Email received from the president of Harvard, Larry Bacow, today at 1:15 pm:
Earlier today, Adele and I learned that we tested positive for COVID-19. We started experiencing symptoms on Sunday—first coughs then fevers, chills, and muscle aches—and contacted our doctors on Monday. We were tested yesterday and just received the results a few minutes ago. We wanted to share this news with all of you as soon as possible.
Two days from first symptom to test result.
Text message from an M.I.T. Ph.D. in engineering, today a little earlier:
Yes, a friend of mine in Boston had to wait 6 days to get tested, then another 4 days for the result
Ten days from symptoms to result (positive, unfortunately, and then the rest of the family caught it too, casting doubt on the 10% household transmission stat that has appeared in some articles; everyone is recovering without hospitalization).
Conversation this morning with some Harvard Medical Students:
At Partners [the Harvard-affiliated goliath of Boston-area hospital systems] we can’t order a coronavirus test unless the patient is admitted.
[Separately, the “emergency” is not so urgent as to have ruffled the feathers of the Massachusetts state government’s license raj. One of the Harvard students is 4th year and will soon be eligible for a medical license here in Massachusetts. “I don’t know how I’m going to get licensed,” he said. “There are a ton of forms that I need to give to the state and they all have to be notarized. Where will I find a notary?” I.e., the emergency is not so dire that they’re willing to give a provisional license to anyone whom Harvard Medical School verifies is a recent graduate, then sort out the rest of the paperwork after the plague has abated.]
As of September 2019, President Bacow was a cheerleader for more low-skill immigration to the U.S.. Email to the Harvard community:
Not just as a university president, but as the son of refugees and as a citizen who deeply believes in the American dream, I am disheartened by aspects of the proposed new criteria for people seeking to enter our country. They privilege those who are already educated, who already speak English, and who already have demonstrable skills. They fail to recognize others who yearn for a better future and who are willing to sacrifice and work hard to achieve it. Had these same rules been in place when my parents each immigrated, I doubt they would have been admitted, and I would not be writing this message today.

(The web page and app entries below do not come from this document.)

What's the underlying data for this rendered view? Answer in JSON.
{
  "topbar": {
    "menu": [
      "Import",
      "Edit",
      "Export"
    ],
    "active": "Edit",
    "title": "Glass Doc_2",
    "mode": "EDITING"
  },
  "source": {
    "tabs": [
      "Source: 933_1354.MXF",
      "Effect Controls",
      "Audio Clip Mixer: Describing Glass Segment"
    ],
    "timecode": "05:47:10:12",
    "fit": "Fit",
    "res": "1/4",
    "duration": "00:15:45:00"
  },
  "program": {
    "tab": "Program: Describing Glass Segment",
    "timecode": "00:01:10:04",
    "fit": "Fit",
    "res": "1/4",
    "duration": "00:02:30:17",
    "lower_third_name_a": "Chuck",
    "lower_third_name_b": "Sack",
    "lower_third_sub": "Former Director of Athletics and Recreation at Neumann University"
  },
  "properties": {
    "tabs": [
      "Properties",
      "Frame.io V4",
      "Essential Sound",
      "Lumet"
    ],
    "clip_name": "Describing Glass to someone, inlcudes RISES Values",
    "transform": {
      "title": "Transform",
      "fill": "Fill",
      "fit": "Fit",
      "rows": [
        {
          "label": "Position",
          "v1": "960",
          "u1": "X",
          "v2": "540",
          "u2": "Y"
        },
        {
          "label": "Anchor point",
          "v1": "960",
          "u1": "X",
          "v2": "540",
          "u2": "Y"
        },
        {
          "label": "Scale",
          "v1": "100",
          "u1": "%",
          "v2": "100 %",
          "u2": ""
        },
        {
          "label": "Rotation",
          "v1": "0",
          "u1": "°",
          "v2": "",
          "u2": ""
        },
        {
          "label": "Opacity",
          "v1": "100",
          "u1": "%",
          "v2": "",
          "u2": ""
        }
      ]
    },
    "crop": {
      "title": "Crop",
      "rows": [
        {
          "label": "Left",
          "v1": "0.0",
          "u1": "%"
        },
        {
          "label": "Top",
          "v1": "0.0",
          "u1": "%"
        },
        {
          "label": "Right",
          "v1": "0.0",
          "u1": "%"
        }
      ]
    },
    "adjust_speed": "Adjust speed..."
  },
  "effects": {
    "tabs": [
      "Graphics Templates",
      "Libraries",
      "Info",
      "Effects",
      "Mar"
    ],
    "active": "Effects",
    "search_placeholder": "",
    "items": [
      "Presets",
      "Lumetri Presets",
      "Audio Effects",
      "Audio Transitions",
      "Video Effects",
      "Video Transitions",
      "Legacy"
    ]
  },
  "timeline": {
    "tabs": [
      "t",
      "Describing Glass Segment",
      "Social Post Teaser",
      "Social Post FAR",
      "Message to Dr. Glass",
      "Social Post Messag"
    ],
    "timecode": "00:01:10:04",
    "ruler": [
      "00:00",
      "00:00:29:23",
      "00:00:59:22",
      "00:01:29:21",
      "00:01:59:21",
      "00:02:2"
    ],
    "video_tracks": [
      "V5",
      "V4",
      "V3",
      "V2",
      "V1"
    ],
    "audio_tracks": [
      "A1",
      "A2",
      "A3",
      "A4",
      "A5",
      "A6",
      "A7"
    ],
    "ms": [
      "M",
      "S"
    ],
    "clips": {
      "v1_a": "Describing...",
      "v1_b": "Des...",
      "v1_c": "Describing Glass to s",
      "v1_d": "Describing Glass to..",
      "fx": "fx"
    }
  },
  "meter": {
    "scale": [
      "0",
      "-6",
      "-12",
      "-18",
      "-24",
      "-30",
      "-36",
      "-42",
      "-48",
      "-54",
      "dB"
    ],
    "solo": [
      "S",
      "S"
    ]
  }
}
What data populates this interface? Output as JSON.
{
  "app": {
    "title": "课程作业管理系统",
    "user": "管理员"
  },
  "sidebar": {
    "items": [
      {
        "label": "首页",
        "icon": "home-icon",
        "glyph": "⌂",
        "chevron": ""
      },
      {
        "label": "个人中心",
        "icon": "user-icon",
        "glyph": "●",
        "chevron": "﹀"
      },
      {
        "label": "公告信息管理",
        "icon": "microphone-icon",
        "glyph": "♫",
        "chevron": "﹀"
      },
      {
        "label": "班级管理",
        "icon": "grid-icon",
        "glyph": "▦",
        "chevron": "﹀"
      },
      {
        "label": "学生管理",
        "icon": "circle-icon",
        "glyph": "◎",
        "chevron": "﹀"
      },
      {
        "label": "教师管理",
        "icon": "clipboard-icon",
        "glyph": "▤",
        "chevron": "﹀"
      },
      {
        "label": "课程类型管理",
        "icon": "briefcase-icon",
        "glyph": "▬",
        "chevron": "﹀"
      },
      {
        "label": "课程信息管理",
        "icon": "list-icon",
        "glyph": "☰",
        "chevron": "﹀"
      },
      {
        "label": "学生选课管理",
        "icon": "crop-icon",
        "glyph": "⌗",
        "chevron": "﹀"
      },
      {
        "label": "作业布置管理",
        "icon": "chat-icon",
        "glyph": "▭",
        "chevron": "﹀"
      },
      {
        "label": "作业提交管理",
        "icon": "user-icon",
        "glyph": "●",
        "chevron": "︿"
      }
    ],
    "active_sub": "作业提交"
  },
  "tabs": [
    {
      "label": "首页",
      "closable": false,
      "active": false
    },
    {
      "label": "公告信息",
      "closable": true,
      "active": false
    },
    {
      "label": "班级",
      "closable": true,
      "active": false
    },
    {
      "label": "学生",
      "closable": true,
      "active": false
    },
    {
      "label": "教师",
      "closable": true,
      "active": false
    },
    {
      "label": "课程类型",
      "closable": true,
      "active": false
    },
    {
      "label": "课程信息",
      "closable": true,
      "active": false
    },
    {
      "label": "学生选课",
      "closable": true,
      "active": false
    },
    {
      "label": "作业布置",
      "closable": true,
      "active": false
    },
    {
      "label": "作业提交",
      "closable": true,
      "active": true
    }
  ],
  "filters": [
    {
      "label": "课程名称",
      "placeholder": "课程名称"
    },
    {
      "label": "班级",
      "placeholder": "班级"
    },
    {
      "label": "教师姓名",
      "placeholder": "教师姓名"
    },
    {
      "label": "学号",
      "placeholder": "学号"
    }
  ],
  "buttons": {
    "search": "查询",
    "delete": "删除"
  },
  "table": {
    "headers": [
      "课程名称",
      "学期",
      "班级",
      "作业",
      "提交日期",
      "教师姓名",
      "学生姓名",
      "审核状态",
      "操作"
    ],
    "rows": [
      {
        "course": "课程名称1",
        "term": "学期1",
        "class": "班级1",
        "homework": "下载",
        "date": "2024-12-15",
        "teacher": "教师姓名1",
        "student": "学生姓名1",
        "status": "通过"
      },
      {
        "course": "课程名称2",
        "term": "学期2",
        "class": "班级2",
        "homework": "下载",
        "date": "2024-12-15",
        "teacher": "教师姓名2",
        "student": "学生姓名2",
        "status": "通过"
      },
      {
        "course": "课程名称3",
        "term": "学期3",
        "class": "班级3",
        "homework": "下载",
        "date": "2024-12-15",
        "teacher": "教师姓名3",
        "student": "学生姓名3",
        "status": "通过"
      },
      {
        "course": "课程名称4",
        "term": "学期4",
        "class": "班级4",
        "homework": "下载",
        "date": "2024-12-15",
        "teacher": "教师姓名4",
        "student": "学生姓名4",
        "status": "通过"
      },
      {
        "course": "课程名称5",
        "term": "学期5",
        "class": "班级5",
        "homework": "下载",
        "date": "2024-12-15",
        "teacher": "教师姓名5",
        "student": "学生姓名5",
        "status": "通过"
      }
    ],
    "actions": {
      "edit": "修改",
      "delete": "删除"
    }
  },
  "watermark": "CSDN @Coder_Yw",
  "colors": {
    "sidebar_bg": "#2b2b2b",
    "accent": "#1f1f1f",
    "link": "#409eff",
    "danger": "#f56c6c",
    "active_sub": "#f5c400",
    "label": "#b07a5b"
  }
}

My parents, like most immigrants, loved this country in part because they had the experience of growing up someplace else. They appreciated its aspirations of freedom and opportunity for all, and never took these ideals for granted. But they were also not uncritical of their new home. They wanted it to be the very best place it could be, a goal to which we all should aspire. Indeed, it is the role of great universities to foster an environment that encourages loving criticism of our country and our world. Through our scholarship and education, through our encouragement of free inquiry and debate, we ask not just why things are as they are, but how they might be better. To be a patriot is also to be a critic and not to accept the status quo as inevitable.
The new academic year is a chance for all of us to commit ourselves to creating a community that welcomes and embraces people from across the nation and around the world, people whose distinctive voices and varied experiences are essential to our common endeavor.
At the time the email was sent, every Harvard building that I needed to access was locked down with 100% ID checks at the door by security guards assisted by RFID readers. None of the new migrants would be welcomed into a Harvard building to use the restroom or eat in the cafeteria. The University provided Bacow with a mansion in one of America’s most desirable neighborhoods; he wouldn’t be competing with the new arrivals for housing. So maybe the U.S. could grow to 400 million and Bacow’s day-to-day quality of life wouldn’t suffer.
But why would President Bacow want to see a vastly -expanded-through-low-skill-immigration United States given that it was already taking 2-4 months in the Boston area to get a non-emergency appointment with a physician, a sign of a health care system that would snap during the next breeze of demand? I guess we now know the answer: he never had to wait.